Keynote speaker Professor Justin Marshall of the University of Queensland explores the role of light in shaping visual ecology. ‘My principle aim is to understand how other animals perceive their environment’, Justin says.

For this work Justin focuses on the photogenic mantis shrimps, coral reef dwellers which reputedly have the most complex visual systems of any creature. In fact, unraveling how this all works in the mantis shrimps has led to potential technological advances in DVD design.

Justin also runs the Deep Australia Project, which is bringing research submersibles and high-tech deep-sea capability to Australia, and CoralWatch, the world’s largest citizen-science-based coral health assessment program involving 80 countries and 12 languages.

Keynote speaker Ronald Jenner from the Natural History Museum, London, investigates venom throughout the animal kingdom. Yes, it seems that some crustaceans are indeed venomous (though not poisonous – you can eat them, but don’t let them eat you!). He’ll be discussing the evolution of venom and what it can tell us about animal evolution.

Associate Professor Alastair Richardson is another keynote speaker who lectures on Australian freshwater crayfish, including the Tasmanian Giant Freshwater Lobster. After a 35-year career at the University of Tasmania, Alastair now works on the conservation and management of crayfish and is Academic Director of the Bookend Trust, a not-for-profit environmental educational trust.

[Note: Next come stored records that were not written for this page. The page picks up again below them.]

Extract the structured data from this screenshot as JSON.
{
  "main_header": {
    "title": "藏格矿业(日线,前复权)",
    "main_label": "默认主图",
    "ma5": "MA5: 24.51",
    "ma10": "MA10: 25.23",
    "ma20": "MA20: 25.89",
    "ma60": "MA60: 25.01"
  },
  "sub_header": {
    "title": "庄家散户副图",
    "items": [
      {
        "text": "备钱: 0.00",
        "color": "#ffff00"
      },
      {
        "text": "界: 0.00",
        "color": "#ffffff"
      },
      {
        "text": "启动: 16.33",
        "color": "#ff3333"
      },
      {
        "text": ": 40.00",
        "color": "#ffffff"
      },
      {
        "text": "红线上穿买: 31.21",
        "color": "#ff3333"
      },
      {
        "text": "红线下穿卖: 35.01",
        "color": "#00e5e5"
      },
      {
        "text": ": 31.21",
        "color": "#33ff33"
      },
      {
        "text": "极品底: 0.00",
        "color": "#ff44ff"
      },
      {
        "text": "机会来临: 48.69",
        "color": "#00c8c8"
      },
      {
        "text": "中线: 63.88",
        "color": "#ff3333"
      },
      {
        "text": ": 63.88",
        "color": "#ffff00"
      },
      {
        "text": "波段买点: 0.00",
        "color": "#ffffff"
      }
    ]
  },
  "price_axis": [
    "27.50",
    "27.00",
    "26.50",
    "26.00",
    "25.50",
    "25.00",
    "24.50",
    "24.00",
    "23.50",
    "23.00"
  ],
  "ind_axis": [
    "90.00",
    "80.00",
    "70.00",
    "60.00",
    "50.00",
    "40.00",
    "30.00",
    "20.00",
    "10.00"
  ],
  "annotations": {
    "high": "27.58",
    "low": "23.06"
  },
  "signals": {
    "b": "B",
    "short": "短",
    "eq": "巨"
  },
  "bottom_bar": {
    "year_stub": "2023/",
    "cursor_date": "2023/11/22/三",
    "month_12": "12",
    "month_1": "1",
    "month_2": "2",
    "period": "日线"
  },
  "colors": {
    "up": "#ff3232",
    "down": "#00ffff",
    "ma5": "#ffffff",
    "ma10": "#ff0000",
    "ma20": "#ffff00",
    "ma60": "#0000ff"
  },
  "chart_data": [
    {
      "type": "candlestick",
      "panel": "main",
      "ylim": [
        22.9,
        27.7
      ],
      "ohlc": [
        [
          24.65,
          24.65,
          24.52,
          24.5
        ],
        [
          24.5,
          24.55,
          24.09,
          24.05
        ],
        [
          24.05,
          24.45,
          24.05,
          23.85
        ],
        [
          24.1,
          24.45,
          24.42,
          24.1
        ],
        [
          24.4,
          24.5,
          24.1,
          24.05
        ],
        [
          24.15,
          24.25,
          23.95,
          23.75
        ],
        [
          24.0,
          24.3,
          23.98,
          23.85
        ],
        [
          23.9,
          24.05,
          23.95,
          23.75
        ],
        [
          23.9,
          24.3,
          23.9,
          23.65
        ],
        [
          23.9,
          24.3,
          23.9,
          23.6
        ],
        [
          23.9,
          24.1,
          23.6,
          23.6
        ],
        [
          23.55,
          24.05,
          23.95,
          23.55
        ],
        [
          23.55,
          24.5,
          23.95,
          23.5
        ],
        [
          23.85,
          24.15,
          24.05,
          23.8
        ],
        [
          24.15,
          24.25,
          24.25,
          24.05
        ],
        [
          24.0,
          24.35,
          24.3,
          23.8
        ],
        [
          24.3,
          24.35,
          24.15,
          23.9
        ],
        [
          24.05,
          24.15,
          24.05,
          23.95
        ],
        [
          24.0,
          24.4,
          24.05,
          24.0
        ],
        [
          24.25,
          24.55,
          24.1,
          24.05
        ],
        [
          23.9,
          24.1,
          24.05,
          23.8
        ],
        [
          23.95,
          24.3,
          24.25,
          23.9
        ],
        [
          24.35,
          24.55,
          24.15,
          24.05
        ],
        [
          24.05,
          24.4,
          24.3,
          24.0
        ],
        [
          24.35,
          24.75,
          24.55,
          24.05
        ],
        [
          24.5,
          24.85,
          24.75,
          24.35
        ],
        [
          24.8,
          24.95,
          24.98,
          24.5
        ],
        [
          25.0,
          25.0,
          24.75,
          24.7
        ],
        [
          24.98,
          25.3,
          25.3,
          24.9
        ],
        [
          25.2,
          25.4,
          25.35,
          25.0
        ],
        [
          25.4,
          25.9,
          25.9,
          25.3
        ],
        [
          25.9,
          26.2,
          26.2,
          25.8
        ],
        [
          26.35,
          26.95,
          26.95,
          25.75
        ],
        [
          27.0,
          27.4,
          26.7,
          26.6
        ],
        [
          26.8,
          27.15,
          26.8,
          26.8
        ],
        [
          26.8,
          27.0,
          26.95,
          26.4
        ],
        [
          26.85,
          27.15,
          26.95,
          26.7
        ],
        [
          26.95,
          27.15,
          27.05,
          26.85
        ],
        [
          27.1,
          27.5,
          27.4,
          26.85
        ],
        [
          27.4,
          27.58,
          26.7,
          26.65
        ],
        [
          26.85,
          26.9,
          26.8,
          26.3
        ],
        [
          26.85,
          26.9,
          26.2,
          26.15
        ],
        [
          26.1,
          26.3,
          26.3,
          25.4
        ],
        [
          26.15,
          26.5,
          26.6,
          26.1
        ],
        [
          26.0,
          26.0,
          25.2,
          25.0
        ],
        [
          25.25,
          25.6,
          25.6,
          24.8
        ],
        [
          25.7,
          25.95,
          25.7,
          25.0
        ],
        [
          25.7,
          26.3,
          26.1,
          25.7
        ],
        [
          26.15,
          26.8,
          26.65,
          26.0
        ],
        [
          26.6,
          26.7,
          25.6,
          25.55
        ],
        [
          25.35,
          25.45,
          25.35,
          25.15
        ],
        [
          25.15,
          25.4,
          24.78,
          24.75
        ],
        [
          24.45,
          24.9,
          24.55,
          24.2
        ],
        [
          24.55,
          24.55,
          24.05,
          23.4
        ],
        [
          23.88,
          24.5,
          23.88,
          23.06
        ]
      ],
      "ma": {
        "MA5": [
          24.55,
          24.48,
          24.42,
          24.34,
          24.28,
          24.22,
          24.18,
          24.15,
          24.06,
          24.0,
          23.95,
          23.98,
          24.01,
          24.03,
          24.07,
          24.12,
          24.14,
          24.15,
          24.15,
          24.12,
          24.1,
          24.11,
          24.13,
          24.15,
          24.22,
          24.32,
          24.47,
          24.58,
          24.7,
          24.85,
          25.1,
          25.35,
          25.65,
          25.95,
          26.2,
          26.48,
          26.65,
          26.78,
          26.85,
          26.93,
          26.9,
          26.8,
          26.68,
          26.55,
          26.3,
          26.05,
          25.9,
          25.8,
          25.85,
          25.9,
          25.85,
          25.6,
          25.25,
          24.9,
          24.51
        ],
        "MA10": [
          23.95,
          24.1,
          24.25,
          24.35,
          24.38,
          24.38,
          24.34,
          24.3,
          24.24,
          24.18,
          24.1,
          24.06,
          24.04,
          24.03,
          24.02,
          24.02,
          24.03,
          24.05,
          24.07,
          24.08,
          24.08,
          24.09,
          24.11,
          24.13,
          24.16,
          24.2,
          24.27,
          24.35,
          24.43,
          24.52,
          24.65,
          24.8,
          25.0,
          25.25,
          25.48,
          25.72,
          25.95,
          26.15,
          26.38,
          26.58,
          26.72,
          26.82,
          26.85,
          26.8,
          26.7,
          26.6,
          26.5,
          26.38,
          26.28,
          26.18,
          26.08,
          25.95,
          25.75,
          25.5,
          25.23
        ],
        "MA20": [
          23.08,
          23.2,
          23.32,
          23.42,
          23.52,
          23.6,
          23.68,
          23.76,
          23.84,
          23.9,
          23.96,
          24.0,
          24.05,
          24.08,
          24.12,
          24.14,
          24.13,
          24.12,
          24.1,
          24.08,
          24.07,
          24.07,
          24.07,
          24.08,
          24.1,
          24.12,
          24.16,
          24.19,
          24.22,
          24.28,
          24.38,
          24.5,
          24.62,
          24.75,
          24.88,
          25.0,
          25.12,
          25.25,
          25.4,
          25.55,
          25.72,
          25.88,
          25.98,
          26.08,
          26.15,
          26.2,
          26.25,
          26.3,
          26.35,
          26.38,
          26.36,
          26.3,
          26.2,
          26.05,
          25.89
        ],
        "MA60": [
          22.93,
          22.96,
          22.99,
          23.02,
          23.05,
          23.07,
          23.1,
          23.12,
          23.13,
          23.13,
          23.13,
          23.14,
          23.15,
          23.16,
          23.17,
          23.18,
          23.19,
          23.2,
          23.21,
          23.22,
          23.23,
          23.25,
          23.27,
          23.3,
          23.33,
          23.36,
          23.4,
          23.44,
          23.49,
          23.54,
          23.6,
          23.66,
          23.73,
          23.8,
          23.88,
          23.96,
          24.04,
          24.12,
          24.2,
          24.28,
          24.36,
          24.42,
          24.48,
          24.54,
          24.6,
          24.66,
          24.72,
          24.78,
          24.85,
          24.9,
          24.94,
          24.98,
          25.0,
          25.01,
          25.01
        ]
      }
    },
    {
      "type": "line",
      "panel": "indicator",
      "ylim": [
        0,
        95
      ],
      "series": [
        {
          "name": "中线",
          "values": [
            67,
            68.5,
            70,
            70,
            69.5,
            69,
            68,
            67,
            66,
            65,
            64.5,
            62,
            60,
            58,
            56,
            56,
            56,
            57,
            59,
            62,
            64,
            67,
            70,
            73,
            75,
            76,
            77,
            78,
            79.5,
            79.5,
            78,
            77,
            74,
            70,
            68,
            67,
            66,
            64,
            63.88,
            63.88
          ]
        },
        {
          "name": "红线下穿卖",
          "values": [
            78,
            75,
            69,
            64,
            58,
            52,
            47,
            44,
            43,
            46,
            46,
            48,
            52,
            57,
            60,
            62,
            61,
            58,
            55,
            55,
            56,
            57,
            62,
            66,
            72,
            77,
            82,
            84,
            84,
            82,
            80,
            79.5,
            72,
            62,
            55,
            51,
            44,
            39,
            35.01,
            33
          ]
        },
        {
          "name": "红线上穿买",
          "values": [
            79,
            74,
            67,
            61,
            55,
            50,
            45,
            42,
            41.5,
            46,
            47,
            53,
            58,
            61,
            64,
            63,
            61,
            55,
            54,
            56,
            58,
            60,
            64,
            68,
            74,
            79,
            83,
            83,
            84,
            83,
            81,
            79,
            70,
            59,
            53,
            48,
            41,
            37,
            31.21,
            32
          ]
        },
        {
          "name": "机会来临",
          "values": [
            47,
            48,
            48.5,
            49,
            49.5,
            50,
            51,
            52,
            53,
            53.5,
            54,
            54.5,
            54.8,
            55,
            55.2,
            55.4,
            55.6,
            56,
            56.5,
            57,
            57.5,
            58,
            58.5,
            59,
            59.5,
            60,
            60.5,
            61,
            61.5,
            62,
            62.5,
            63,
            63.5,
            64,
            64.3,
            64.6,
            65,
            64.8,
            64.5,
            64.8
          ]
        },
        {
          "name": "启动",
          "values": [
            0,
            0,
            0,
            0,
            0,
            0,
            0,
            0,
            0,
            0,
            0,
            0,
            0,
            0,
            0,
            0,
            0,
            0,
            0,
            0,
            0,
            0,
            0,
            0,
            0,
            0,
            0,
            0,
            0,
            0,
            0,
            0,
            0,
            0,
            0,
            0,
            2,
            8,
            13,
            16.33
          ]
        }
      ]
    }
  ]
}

The Australian Museum Research Institute’s Dr Shane Ahyong, another mantis shrimp aficionado, has played a central role in bringing this year’s conference to Sydney and the Australian Museum (which holds the most extensive crustacean collection in the Southern Hemisphere).

’I hope this will be a meeting of minds that pushes our knowledge and scientific outcomes, as well as the chance to have a bit of fun’, Shane says.